On Redrawing Circuit Boundaries — Why the Proposal to Divide the United States Court of Appeals for the Ninth Circuit is Not Such A Good IdeaAriz. St. L.J.
AbstractThe current U.S. Court of Appeals for the 9th Circuit covers Alaska, Arizona, California, Hawaii, Idaho, Montana, Nevada, Oregon, Washington, Guam and the Northern Mariana Islands. Nearly 46 million people live within its boundaries. As a result, the 9th Circuit has the largest caseload and takes the most time of any federal circuit court to dispose of cases. Despite all of this, Professor Baker lays out his argument for why dividing the 9th Circuit is wrong-headed. He starts by giving a detailed history of U.S. circuit courts, including the recent experience of splitting the 5th Circuit. He then takes on the pro-division arguments one by one, pointing out the weaknesses, false assumptions, and fallacies in each. He then concludes with his suggestions for increasing the circuit courts’ caseload capacity without further division.
Citation InformationThomas E. Baker. "On Redrawing Circuit Boundaries — Why the Proposal to Divide the United States Court of Appeals for the Ninth Circuit is Not Such A Good Idea" Ariz.

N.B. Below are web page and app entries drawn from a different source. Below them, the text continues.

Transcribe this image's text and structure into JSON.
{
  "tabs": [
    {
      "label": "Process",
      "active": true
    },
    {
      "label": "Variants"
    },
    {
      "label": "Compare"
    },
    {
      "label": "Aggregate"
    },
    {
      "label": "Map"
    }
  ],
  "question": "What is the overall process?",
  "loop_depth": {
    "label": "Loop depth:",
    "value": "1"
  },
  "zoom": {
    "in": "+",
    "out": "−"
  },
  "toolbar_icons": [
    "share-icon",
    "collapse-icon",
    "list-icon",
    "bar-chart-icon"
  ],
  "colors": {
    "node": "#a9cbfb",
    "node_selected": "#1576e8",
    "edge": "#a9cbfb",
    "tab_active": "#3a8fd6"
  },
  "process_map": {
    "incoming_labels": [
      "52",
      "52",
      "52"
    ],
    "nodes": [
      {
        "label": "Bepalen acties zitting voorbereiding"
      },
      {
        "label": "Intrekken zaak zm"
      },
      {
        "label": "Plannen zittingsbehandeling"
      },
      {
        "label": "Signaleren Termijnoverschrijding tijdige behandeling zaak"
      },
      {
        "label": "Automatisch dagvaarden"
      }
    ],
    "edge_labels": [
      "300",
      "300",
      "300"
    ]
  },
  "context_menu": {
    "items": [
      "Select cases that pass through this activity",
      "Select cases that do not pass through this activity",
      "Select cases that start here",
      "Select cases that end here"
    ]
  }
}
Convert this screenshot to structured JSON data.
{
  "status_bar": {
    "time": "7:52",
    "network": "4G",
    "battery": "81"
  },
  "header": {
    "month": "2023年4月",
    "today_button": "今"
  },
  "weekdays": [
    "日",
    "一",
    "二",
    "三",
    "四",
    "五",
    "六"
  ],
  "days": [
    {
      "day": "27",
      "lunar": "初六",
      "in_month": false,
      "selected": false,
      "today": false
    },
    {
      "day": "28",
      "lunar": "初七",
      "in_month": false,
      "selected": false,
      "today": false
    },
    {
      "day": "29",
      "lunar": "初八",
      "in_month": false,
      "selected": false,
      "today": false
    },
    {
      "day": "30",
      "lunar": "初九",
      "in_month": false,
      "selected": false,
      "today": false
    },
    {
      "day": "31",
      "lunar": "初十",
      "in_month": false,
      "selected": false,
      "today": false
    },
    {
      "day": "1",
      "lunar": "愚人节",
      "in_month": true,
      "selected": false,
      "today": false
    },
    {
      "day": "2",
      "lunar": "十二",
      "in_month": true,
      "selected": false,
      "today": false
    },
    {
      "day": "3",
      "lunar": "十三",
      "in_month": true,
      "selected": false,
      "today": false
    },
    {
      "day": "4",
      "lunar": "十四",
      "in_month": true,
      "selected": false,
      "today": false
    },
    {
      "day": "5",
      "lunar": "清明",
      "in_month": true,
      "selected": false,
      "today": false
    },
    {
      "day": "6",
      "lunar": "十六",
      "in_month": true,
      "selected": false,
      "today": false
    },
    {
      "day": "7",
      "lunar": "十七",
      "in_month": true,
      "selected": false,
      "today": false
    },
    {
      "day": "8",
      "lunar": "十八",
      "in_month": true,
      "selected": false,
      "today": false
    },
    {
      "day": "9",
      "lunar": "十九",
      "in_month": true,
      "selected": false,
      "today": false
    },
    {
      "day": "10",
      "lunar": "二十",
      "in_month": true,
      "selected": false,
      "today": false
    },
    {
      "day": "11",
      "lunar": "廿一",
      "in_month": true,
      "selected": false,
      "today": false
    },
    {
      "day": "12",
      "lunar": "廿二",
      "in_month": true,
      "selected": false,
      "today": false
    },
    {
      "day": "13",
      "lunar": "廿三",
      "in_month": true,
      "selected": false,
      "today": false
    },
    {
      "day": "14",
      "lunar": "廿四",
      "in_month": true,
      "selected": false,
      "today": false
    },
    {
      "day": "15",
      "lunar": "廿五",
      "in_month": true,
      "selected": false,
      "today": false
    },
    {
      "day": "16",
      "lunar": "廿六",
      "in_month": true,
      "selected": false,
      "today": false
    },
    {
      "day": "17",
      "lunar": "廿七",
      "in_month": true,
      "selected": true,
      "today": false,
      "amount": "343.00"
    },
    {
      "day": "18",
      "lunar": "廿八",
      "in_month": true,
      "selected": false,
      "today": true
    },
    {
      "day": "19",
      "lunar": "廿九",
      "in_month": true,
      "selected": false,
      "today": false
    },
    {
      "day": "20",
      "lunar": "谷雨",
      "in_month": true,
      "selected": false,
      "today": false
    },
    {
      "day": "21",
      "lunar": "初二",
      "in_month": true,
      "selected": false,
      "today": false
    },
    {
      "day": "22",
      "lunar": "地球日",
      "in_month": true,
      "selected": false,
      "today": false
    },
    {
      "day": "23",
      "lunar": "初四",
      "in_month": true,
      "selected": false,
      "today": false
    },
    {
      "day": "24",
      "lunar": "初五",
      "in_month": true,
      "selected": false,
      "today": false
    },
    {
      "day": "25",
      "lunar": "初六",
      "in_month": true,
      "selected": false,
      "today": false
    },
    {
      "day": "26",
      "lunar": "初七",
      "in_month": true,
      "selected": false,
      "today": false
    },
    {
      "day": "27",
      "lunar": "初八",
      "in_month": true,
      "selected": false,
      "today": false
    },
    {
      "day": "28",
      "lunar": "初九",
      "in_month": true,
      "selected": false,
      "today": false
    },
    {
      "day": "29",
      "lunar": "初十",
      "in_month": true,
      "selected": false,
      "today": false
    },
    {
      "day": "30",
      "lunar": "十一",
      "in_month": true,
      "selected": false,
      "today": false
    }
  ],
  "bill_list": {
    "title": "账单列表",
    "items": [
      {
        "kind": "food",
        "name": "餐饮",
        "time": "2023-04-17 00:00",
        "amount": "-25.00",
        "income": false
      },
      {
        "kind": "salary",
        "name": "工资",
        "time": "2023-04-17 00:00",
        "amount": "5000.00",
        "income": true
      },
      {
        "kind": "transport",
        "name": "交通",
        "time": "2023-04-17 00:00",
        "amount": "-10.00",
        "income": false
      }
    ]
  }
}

St. L.J. Vol. 22 (1990) p. 917
Available at: http://works.bepress.com/thomas-baker/40/